#### Problem description
From the first line to the last, repeat the data below exactly.

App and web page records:

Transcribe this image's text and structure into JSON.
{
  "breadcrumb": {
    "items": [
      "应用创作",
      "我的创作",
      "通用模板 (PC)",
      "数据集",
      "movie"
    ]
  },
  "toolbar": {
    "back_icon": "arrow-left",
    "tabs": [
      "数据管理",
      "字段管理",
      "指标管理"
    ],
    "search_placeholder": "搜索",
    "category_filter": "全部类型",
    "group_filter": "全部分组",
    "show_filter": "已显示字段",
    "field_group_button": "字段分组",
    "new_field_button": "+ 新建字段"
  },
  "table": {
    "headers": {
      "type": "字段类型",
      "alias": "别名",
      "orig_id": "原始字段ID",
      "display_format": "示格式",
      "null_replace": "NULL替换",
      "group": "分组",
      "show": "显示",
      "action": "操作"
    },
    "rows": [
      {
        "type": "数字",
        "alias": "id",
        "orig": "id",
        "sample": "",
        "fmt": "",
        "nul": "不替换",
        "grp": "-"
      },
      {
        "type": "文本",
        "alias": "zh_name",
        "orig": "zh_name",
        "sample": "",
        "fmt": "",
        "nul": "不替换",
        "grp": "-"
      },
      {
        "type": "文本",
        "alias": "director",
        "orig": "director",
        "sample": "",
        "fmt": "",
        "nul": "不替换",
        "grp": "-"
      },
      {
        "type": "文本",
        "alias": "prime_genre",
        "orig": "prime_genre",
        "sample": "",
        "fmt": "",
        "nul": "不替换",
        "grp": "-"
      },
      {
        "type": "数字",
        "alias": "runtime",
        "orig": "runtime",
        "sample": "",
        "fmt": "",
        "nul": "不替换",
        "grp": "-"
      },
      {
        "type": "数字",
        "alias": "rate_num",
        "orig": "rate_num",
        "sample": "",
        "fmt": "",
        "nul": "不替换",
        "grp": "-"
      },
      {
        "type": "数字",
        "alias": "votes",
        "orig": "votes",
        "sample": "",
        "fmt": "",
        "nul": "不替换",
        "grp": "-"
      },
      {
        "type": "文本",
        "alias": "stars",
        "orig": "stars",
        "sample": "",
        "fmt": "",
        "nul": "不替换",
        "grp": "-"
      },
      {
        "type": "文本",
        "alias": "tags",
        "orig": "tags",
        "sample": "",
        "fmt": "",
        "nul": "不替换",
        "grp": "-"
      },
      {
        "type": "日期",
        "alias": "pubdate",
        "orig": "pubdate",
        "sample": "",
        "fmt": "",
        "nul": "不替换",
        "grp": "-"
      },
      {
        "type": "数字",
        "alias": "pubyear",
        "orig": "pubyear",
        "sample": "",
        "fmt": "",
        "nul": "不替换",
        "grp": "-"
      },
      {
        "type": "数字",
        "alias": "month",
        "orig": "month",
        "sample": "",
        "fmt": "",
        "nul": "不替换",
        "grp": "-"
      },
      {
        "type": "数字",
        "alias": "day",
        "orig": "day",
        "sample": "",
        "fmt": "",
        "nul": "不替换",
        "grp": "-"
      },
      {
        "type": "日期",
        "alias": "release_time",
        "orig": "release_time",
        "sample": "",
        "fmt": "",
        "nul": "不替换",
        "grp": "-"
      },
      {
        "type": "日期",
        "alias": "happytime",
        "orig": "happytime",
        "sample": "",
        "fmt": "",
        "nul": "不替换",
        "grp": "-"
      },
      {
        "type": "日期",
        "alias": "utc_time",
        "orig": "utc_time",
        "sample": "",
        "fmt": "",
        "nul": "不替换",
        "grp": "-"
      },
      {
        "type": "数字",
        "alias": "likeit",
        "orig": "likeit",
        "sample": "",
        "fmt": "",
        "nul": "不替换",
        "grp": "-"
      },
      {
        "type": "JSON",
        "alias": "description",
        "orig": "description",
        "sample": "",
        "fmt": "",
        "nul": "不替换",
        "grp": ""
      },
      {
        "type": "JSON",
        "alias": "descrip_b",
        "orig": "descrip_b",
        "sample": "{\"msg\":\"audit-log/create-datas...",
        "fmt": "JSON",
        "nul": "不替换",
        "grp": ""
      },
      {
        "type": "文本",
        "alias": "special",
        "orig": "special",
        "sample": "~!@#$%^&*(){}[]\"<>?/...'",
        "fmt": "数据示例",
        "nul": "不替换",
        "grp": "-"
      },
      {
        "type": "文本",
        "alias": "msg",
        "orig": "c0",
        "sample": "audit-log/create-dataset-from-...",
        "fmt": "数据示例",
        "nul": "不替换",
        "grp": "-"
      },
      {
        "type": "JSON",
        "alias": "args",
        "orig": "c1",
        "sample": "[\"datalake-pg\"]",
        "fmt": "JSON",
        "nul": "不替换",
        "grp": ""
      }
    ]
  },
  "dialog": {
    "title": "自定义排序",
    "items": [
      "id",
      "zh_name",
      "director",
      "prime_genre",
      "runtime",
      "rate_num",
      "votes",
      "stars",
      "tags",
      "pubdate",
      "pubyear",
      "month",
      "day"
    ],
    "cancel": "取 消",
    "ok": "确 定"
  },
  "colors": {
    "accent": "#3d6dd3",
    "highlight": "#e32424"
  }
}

#### Result of the task
Transcribe this image's text and structure into JSON.
{
  "breadcrumb": {
    "items": [
      "应用创作",
      "我的创作",
      "通用模板 (PC)",
      "数据集",
      "movie"
    ]
  },
  "toolbar": {
    "back_icon": "arrow-left",
    "tabs": [
      "数据管理",
      "字段管理",
      "指标管理"
    ],
    "search_placeholder": "搜索",
    "category_filter": "全部类型",
    "group_filter": "全部分组",
    "show_filter": "已显示字段",
    "field_group_button": "字段分组",
    "new_field_button": "+ 新建字段"
  },
  "table": {
    "headers": {
      "type": "字段类型",
      "alias": "别名",
      "orig_id": "原始字段ID",
      "display_format": "示格式",
      "null_replace": "NULL替换",
      "group": "分组",
      "show": "显示",
      "action": "操作"
    },
    "rows": [
      {
        "type": "数字",
        "alias": "id",
        "orig": "id",
        "sample": "",
        "fmt": "",
        "nul": "不替换",
        "grp": "-"
      },
      {
        "type": "文本",
        "alias": "zh_name",
        "orig": "zh_name",
        "sample": "",
        "fmt": "",
        "nul": "不替换",
        "grp": "-"
      },
      {
        "type": "文本",
        "alias": "director",
        "orig": "director",
        "sample": "",
        "fmt": "",
        "nul": "不替换",
        "grp": "-"
      },
      {
        "type": "文本",
        "alias": "prime_genre",
        "orig": "prime_genre",
        "sample": "",
        "fmt": "",
        "nul": "不替换",
        "grp": "-"
      },
      {
        "type": "数字",
        "alias": "runtime",
        "orig": "runtime",
        "sample": "",
        "fmt": "",
        "nul": "不替换",
        "grp": "-"
      },
      {
        "type": "数字",
        "alias": "rate_num",
        "orig": "rate_num",
        "sample": "",
        "fmt": "",
        "nul": "不替换",
        "grp": "-"
      },
      {
        "type": "数字",
        "alias": "votes",
        "orig": "votes",
        "sample": "",
        "fmt": "",
        "nul": "不替换",
        "grp": "-"
      },
      {
        "type": "文本",
        "alias": "stars",
        "orig": "stars",
        "sample": "",
        "fmt": "",
        "nul": "不替换",
        "grp": "-"
      },
      {
        "type": "文本",
        "alias": "tags",
        "orig": "tags",
        "sample": "",
        "fmt": "",
        "nul": "不替换",
        "grp": "-"
      },
      {
        "type": "日期",
        "alias": "pubdate",
        "orig": "pubdate",
        "sample": "",
        "fmt": "",
        "nul": "不替换",
        "grp": "-"
      },
      {
        "type": "数字",
        "alias": "pubyear",
        "orig": "pubyear",
        "sample": "",
        "fmt": "",
        "nul": "不替换",
        "grp": "-"
      },
      {
        "type": "数字",
        "alias": "month",
        "orig": "month",
        "sample": "",
        "fmt": "",
        "nul": "不替换",
        "grp": "-"
      },
      {
        "type": "数字",
        "alias": "day",
        "orig": "day",
        "sample": "",
        "fmt": "",
        "nul": "不替换",
        "grp": "-"
      },
      {
        "type": "日期",
        "alias": "release_time",
        "orig": "release_time",
        "sample": "",
        "fmt": "",
        "nul": "不替换",
        "grp": "-"
      },
      {
        "type": "日期",
        "alias": "happytime",
        "orig": "happytime",
        "sample": "",
        "fmt": "",
        "nul": "不替换",
        "grp": "-"
      },
      {
        "type": "日期",
        "alias": "utc_time",
        "orig": "utc_time",
        "sample": "",
        "fmt": "",
        "nul": "不替换",
        "grp": "-"
      },
      {
        "type": "数字",
        "alias": "likeit",
        "orig": "likeit",
        "sample": "",
        "fmt": "",
        "nul": "不替换",
        "grp": "-"
      },
      {
        "type": "JSON",
        "alias": "description",
        "orig": "description",
        "sample": "",
        "fmt": "",
        "nul": "不替换",
        "grp": ""
      },
      {
        "type": "JSON",
        "alias": "descrip_b",
        "orig": "descrip_b",
        "sample": "{\"msg\":\"audit-log/create-datas...",
        "fmt": "JSON",
        "nul": "不替换",
        "grp": ""
      },
      {
        "type": "文本",
        "alias": "special",
        "orig": "special",
        "sample": "~!@#$%^&*(){}[]\"<>?/...'",
        "fmt": "数据示例",
        "nul": "不替换",
        "grp": "-"
      },
      {
        "type": "文本",
        "alias": "msg",
        "orig": "c0",
        "sample": "audit-log/create-dataset-from-...",
        "fmt": "数据示例",
        "nul": "不替换",
        "grp": "-"
      },
      {
        "type": "JSON",
        "alias": "args",
        "orig": "c1",
        "sample": "[\"datalake-pg\"]",
        "fmt": "JSON",
        "nul": "不替换",
        "grp": ""
      }
    ]
  },
  "dialog": {
    "title": "自定义排序",
    "items": [
      "id",
      "zh_name",
      "director",
      "prime_genre",
      "runtime",
      "rate_num",
      "votes",
      "stars",
      "tags",
      "pubdate",
      "pubyear",
      "month",
      "day"
    ],
    "cancel": "取 消",
    "ok": "确 定"
  },
  "colors": {
    "accent": "#3d6dd3",
    "highlight": "#e32424"
  }
}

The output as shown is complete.